Records from a collection:

※

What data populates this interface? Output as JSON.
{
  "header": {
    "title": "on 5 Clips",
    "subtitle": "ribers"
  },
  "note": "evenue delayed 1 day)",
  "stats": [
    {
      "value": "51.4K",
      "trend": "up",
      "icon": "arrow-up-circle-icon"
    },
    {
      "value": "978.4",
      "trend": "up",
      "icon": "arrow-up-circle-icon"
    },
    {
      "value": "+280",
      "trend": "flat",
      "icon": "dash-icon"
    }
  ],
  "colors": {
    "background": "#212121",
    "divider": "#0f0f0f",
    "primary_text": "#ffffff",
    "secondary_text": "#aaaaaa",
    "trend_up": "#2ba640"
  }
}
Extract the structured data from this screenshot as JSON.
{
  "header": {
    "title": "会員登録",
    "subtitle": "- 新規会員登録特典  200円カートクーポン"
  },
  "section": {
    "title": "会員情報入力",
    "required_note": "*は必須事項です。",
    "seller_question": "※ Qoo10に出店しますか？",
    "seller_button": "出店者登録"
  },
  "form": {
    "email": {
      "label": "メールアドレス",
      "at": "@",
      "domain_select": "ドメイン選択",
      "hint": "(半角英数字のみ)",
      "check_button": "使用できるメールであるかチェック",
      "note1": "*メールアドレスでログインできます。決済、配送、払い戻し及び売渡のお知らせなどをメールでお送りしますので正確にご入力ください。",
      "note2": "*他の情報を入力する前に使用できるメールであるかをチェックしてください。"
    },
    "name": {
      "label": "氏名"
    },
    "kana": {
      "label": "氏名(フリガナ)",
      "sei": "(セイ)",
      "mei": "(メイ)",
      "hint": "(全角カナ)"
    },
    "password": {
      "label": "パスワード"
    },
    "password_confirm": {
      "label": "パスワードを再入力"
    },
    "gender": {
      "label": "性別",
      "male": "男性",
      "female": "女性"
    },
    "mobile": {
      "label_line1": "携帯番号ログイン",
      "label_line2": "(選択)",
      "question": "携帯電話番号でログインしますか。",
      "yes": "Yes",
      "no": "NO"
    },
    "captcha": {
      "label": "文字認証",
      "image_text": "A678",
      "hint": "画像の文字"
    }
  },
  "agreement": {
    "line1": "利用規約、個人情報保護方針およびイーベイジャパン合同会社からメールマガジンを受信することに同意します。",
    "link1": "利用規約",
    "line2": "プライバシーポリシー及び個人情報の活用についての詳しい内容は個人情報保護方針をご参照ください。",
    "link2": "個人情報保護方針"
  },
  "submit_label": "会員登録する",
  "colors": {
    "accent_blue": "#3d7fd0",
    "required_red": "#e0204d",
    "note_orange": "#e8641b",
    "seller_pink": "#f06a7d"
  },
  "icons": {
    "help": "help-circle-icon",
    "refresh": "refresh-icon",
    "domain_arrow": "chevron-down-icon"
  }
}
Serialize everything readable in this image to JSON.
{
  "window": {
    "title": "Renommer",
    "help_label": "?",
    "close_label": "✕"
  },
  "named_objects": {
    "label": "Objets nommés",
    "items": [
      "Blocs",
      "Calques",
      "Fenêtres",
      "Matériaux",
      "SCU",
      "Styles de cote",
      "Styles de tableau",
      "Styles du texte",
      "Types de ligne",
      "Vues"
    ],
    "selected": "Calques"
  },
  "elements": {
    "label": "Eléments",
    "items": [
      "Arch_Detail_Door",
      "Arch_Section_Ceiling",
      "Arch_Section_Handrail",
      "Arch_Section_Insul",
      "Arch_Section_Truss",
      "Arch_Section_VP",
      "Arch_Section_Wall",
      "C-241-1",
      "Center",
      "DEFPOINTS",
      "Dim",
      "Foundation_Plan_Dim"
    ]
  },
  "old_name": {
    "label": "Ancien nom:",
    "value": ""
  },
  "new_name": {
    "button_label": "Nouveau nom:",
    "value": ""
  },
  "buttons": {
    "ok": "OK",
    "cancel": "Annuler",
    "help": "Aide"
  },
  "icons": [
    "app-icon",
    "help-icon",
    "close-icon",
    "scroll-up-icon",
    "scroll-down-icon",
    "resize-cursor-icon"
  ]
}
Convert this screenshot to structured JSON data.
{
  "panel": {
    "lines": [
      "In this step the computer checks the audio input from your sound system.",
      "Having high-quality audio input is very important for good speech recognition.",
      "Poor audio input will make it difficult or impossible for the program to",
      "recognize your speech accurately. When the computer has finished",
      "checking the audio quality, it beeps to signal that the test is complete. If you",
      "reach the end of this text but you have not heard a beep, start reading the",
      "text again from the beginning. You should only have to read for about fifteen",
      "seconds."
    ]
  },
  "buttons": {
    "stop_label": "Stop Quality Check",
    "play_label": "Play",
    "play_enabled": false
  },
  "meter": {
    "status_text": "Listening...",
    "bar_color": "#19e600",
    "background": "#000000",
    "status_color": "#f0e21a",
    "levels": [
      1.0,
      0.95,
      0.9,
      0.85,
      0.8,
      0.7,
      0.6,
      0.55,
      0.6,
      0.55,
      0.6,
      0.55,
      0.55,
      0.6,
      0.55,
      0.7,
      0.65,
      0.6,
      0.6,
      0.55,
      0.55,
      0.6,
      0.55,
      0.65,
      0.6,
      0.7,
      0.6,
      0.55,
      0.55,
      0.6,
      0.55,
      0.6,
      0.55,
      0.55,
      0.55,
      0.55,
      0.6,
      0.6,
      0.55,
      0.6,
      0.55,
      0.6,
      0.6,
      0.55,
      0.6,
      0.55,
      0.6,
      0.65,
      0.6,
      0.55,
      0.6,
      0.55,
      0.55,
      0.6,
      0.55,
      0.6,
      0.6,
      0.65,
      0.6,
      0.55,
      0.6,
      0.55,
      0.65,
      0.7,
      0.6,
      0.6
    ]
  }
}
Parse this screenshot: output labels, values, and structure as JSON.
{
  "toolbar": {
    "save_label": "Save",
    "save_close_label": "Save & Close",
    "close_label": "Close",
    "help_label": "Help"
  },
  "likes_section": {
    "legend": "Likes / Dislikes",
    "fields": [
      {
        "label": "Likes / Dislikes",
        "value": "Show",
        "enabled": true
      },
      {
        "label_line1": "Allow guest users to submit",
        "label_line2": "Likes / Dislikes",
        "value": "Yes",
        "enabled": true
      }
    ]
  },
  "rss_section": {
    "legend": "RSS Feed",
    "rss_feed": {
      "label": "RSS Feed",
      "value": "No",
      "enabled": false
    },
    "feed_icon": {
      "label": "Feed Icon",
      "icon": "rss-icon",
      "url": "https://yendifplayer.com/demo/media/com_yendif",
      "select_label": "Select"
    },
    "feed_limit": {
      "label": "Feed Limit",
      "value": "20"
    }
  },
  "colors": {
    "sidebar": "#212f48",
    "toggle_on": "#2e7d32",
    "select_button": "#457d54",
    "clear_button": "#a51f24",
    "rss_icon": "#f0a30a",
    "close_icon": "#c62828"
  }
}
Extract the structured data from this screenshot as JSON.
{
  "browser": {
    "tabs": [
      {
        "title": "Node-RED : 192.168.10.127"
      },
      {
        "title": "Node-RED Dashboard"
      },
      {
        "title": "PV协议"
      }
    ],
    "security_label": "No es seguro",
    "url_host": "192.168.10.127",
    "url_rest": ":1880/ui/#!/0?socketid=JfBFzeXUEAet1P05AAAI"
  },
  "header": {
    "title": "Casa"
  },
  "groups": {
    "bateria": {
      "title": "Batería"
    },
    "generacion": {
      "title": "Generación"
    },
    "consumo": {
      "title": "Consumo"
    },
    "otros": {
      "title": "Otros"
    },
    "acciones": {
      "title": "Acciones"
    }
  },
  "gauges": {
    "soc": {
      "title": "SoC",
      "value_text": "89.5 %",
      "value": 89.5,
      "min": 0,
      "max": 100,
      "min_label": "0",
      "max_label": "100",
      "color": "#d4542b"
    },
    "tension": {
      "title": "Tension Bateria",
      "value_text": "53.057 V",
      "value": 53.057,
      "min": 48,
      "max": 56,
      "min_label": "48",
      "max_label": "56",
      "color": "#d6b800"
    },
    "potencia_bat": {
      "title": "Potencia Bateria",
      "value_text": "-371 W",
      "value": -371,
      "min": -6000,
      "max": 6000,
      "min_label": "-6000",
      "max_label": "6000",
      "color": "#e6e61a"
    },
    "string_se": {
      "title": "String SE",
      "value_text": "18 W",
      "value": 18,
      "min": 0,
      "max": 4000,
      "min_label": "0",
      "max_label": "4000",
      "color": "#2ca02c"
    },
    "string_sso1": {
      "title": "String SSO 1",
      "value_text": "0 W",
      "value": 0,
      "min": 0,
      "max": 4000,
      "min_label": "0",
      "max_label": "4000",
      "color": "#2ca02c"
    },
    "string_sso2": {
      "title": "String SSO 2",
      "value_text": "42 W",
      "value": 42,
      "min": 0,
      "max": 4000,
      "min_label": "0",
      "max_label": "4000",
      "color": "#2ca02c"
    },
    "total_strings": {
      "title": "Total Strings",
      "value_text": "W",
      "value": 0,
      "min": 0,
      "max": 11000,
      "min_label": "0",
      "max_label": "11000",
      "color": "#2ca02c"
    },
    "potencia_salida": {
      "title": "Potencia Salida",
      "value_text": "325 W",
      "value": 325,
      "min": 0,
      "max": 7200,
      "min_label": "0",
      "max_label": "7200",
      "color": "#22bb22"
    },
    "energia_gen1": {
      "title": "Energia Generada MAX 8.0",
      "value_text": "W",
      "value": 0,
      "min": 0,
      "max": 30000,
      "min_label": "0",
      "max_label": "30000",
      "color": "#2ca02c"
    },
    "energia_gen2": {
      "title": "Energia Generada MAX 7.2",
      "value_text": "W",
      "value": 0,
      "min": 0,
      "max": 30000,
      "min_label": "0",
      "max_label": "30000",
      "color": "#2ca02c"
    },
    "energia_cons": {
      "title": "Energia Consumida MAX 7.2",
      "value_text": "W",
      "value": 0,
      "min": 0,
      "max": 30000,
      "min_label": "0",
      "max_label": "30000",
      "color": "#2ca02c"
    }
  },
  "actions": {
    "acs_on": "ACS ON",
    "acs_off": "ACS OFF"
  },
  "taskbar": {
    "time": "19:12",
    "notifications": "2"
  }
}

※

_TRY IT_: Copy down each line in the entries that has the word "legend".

_FINISHED TASK_:
    "legend": "Likes / Dislikes",
    "legend": "RSS Feed",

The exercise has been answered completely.